Perth-based oil and gas company Lion Energy (ASX: LIO) has signed an agreement with Australian real estate group Wagner Corporation Pty Ltd to explore opportunities related to the development of green hydrogen facilities in the Wellcamp business park of Queensland and Pinkenba Wharf.
The agreement will allow companies to consider collaborating on potential developments.
It follows a service agreement reached with the Queensland University of Technology earlier this week, under which the university will help Lion apply its myGlobe software tool to optimize the location of a potential green hydrogen infrastructure. using geospatial data visualization.
Both deals are part of Lion’s green hydrogen strategy announced in April, which he hopes will position it “at the critical point” of resources, markets and technology.
As part of this strategy, it established a Hydrogen Advisory Board and appointed experts to systematically analyze the optimal locations and technologies for electrolyzers in Australia.
Executive Chairman Tom Soulsby said the opportunity for green hydrogen is “so great” that it would be a mistake not to seriously consider the opportunities.
“While hydrogen is still in its infancy, volumes and revenues are expected to grow exponentially over the next decade,” he said.
“Our 2021 orientation offers Lion a path to participate in the emerging low-carbon energy transition. “
Storage and decarbonisation
Green hydrogen – made from renewable energy – is a clean-burning fuel that can be used for long-term energy storage and to help decarbonise transportation, heating, and industrial processes such as manufacturing. steel and cement.
It is produced by electrolysis from sources such as solar, wind or tidal power and has been touted as the “holy grail” of renewable options because it is virtually emission-free and capable of reducing around 34% of greenhouse gases. greenhouse from fossil fuels and industry. at a manageable cost.
Green hydrogen can help achieve net zero carbon dioxide emissions in energy-intensive sectors such as chemicals, long-haul transport, shipping and aviation, but production costs are currently too high to make it an economical option for all countries.
The increasing scale of solar and wind power is expected to gradually lower the costs of green hydrogen, which in turn will speed up commercialization.
Mr Soulsby said Australia could be a forerunner in the hydrogen green space.

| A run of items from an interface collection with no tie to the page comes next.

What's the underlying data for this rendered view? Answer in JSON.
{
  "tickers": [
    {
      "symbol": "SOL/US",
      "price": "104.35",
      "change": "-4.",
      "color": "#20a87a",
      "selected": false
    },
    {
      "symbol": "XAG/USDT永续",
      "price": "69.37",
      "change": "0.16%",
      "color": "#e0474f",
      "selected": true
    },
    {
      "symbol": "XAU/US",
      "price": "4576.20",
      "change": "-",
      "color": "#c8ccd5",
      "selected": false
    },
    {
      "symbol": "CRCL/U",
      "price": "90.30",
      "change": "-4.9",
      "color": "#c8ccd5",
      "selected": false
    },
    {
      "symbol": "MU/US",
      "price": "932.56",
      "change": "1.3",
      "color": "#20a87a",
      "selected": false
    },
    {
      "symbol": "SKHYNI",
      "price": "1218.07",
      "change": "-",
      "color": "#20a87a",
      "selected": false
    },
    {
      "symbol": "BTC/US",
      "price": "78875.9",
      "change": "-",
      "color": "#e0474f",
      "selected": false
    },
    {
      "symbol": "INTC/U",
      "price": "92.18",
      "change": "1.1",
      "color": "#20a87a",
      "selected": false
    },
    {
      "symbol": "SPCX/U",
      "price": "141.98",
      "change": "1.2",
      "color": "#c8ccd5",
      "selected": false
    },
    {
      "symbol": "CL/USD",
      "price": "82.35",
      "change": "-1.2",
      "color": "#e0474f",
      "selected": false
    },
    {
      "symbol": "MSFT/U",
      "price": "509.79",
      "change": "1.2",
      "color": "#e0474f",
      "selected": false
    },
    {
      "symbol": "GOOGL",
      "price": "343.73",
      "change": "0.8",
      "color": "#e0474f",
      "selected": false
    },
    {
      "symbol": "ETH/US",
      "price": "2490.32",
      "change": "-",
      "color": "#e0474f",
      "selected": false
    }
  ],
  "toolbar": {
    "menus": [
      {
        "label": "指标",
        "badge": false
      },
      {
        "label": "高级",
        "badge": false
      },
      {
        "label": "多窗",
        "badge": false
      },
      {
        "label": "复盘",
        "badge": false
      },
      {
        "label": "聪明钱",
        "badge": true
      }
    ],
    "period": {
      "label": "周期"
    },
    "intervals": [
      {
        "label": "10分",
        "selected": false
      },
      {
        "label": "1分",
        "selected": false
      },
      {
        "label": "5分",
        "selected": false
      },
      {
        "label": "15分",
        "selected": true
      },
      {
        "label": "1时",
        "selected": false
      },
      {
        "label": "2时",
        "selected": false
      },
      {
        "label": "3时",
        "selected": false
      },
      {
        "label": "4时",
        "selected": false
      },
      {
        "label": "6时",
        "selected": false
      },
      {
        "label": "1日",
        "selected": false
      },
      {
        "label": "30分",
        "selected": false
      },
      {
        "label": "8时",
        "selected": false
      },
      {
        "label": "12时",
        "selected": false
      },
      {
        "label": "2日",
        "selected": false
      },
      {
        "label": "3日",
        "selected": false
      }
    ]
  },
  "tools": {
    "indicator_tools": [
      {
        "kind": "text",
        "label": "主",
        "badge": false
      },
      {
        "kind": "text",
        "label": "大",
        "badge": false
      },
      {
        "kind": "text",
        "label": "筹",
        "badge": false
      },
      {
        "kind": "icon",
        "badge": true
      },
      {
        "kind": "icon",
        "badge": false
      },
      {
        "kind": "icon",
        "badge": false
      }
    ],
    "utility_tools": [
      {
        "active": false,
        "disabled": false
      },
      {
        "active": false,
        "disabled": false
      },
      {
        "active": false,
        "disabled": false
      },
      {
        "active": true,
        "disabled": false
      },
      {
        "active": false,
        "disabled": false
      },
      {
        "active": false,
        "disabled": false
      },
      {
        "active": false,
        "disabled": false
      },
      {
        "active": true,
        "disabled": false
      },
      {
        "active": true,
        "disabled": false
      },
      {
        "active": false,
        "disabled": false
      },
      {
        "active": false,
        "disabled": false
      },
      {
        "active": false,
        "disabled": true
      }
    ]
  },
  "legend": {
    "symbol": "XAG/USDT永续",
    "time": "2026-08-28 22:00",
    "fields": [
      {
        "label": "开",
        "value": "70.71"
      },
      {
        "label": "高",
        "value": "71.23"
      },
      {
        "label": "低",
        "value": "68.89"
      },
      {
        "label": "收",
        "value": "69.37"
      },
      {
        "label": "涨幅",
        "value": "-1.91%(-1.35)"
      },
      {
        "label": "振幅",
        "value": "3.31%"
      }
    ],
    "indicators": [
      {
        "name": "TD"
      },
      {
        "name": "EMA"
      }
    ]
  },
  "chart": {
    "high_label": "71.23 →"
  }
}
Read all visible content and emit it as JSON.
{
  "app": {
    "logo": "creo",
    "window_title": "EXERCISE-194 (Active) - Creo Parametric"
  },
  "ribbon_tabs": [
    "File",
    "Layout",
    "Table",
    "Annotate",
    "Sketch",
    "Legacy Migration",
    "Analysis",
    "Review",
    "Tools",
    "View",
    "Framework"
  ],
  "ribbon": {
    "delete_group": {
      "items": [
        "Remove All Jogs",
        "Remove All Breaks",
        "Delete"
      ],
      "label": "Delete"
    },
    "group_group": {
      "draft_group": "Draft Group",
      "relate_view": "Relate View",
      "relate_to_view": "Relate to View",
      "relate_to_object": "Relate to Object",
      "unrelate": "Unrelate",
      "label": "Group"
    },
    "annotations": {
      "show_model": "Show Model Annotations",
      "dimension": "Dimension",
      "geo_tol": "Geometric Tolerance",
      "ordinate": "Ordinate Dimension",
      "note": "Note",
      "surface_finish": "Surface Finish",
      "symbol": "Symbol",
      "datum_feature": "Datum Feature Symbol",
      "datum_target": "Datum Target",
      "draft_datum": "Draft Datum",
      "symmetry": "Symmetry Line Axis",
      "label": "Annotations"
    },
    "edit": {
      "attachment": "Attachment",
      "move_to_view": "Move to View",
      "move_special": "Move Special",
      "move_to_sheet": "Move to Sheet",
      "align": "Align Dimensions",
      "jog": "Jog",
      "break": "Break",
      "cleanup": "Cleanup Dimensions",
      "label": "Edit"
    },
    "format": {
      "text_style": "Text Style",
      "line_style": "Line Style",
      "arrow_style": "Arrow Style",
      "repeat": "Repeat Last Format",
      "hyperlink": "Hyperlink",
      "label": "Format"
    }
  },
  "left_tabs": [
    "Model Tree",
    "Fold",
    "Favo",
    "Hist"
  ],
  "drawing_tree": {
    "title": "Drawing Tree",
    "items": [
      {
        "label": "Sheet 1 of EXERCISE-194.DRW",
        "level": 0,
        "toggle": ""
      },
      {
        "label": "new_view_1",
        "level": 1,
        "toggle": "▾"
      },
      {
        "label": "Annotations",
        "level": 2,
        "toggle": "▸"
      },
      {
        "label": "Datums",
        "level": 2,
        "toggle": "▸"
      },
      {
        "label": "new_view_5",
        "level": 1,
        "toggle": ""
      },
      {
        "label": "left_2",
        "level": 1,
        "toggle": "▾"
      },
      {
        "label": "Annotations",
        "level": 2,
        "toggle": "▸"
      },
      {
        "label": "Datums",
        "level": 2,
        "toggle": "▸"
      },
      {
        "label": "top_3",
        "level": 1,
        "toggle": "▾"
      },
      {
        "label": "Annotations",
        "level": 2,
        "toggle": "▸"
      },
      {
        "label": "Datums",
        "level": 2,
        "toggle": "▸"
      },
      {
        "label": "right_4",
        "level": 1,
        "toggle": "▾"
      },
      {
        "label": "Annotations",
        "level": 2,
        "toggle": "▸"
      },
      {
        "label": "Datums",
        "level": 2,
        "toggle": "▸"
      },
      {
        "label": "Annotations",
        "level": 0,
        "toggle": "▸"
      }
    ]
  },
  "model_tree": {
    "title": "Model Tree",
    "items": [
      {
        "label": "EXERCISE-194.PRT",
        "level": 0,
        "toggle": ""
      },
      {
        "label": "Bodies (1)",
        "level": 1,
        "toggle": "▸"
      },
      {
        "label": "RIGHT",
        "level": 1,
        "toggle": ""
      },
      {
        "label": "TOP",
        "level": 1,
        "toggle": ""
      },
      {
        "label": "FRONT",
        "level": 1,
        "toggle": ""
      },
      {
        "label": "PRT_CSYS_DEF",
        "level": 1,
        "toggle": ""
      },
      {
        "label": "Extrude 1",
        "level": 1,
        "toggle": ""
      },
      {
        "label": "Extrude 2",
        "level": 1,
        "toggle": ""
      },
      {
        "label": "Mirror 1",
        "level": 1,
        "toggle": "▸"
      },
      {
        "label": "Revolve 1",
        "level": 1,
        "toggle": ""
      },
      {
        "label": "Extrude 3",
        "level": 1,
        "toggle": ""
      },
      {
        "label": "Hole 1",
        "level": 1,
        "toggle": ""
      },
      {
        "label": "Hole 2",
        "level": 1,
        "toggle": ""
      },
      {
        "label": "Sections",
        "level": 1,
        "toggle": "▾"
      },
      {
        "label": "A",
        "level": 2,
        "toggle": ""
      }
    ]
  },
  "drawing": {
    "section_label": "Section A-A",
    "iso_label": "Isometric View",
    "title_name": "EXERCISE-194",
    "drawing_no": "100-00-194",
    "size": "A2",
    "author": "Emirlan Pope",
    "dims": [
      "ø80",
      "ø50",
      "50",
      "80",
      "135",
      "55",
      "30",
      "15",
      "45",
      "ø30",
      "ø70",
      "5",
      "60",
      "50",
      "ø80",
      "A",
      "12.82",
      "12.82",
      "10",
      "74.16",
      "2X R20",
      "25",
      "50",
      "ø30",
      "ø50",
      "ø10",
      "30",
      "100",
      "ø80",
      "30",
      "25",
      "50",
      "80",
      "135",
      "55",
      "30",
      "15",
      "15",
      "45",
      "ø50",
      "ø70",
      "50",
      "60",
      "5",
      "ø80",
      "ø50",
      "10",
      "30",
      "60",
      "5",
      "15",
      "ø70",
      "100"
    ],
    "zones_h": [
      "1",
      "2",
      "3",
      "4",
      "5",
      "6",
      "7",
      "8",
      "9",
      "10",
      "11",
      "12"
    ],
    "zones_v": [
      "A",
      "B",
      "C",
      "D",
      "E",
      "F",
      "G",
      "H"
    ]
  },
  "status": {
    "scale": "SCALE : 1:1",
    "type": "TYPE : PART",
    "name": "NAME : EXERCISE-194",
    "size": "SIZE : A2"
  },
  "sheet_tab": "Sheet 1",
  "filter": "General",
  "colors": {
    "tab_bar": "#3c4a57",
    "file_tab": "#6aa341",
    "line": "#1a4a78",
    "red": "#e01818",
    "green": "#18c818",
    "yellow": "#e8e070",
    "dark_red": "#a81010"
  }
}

“Critically, Australia has a comparative advantage in renewables,” he said.
“Our position in abundant renewable resources [us] become one of the cheapest green hydrogen producers, especially for the Asian market.